‘Should I order my pilot to fly beneath the clouds into heavy flak so the navigator can get his bearings, or risk wandering off course with insufficient fuel to return to Blighty?’
‘My outer port engine is damaged! Should I send my engineer out onto the wing, risking a fatal fall in order to save the rest of the crew?’
As all the bomber’s systems are controlled through the crew members, it was critical that we had a simple interface to allow them to be ordered to move between the various stations in the bomber.
Our solution was to allow crew members to be selected with a mouse click, then sent to a different part of the aircraft, or a particular station with another single click. To give the player feedback on where their brave engineer was about to jog off to, we show an orange line offering a preview of their route. If the player hovers the cursor over a station or equipment, we provide a highlight to show they will interact with it.
Over the first weekend after the game had launched, we received tons of great feedback from the community of players. From this, we were able to improve the crew management system by adding hotkeys for specific actions such as sending a crew member to the rest bed to recover health. We also added a ‘slow time’ function, so when the action gets too hectic for some players, they have the option of a little more time to think. The community’s feedback has been invaluable for helping us focus on the right areas to improve.
The result of these systems is that Bomber Crew maintains its focus on the development of the crew, and the decision making abilities of the player. Our intention was always to create a game where the player becomes attached to the characters they recruit and train so that every moment of every mission matters.

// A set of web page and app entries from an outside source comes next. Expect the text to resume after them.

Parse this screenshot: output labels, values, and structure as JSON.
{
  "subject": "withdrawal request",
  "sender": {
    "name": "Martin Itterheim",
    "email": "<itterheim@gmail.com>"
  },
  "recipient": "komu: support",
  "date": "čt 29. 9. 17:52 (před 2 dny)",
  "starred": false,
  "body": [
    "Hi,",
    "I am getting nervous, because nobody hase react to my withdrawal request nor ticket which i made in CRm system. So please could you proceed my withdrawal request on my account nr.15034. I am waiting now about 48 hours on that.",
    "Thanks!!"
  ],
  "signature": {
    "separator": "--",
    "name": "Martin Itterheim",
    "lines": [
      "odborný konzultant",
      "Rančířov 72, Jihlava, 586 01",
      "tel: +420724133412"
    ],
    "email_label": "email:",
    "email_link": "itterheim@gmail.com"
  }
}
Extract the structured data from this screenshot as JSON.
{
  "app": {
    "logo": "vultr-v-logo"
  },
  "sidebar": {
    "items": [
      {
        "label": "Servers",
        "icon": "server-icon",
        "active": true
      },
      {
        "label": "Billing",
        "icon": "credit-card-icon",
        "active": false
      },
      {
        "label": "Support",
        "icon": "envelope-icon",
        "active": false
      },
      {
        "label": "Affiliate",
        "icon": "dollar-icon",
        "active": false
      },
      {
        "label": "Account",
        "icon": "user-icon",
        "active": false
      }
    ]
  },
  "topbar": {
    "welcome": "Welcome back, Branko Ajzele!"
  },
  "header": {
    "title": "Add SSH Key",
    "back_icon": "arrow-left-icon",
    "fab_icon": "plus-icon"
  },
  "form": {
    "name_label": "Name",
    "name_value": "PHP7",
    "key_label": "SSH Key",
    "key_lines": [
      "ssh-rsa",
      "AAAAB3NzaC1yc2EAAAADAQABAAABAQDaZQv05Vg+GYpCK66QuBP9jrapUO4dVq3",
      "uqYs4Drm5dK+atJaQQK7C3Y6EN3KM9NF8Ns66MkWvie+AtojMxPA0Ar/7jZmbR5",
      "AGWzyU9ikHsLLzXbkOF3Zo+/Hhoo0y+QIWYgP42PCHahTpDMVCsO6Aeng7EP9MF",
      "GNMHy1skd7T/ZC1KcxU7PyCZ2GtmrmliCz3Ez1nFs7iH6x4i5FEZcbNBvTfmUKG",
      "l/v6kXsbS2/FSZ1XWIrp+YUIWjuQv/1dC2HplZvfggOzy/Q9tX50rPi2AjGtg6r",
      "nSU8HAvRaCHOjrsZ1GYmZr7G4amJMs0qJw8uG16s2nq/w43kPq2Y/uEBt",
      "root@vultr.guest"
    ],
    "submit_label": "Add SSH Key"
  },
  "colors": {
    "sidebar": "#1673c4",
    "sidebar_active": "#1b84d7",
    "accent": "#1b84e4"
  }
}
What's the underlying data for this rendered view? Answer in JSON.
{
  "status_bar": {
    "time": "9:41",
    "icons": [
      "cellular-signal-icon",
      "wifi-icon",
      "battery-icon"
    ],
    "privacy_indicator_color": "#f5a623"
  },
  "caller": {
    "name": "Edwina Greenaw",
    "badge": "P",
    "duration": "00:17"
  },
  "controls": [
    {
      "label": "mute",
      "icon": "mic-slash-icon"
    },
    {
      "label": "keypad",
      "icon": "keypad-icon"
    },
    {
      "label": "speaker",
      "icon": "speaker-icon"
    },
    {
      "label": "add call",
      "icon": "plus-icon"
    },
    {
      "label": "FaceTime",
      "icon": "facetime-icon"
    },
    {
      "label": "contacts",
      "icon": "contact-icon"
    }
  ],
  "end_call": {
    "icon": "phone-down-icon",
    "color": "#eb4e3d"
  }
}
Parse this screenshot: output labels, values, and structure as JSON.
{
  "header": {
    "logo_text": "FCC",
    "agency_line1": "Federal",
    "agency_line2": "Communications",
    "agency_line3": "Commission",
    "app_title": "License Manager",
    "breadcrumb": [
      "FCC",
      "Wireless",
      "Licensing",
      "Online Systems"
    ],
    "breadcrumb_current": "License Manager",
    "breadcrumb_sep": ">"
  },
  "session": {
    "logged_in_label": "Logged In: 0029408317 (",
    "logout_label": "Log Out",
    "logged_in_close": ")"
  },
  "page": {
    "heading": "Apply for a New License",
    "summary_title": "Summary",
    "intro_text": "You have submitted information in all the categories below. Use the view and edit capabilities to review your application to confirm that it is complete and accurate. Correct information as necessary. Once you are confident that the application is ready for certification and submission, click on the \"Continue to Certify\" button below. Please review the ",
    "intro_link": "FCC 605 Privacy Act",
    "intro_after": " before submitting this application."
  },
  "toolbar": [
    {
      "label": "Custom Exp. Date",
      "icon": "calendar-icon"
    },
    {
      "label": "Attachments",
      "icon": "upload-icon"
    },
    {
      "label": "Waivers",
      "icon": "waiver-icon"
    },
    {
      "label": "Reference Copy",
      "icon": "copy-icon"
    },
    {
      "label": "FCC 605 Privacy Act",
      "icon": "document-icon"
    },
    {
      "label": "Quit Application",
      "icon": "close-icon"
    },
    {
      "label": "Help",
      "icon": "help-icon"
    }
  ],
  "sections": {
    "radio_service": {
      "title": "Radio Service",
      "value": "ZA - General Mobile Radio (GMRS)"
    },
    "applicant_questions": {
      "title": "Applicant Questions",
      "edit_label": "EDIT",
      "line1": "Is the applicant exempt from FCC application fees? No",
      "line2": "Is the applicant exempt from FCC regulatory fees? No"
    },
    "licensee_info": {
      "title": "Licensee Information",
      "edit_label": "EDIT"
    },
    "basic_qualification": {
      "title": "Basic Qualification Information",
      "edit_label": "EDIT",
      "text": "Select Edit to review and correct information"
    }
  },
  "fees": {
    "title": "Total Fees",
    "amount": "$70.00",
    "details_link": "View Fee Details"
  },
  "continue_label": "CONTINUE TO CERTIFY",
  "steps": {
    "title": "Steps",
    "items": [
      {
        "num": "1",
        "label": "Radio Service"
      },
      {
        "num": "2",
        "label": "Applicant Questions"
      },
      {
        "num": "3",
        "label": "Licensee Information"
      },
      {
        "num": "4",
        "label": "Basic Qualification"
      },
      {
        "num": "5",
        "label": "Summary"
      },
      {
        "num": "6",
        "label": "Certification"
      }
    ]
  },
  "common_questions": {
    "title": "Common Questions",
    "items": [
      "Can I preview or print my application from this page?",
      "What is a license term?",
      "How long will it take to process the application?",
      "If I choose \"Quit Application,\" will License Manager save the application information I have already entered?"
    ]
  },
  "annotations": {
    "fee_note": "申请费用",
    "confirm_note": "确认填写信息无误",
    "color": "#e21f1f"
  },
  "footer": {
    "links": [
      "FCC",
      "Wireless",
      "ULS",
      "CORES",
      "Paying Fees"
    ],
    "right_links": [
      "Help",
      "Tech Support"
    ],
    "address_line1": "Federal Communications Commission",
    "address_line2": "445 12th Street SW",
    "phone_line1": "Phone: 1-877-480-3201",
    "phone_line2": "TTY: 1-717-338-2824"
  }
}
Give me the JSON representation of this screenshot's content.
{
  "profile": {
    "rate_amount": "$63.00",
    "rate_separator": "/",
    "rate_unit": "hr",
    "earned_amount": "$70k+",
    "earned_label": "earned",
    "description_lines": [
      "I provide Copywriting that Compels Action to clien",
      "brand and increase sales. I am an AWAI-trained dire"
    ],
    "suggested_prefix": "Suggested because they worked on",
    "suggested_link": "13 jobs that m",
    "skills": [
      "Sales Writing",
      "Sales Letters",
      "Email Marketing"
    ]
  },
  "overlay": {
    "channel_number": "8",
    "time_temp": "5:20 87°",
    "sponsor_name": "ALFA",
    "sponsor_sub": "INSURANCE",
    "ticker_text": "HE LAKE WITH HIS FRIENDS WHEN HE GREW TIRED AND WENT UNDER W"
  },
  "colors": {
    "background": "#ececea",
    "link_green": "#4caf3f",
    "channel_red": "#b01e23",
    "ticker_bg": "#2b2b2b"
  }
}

In taking direct control away from the player and giving it to the crew, they remain relevant throughout the gameplay. The real challenge in doing this is to provide the player with the means to easily execute all the little choices that quickly stack up to make the difference between glorious victory or fiery disaster.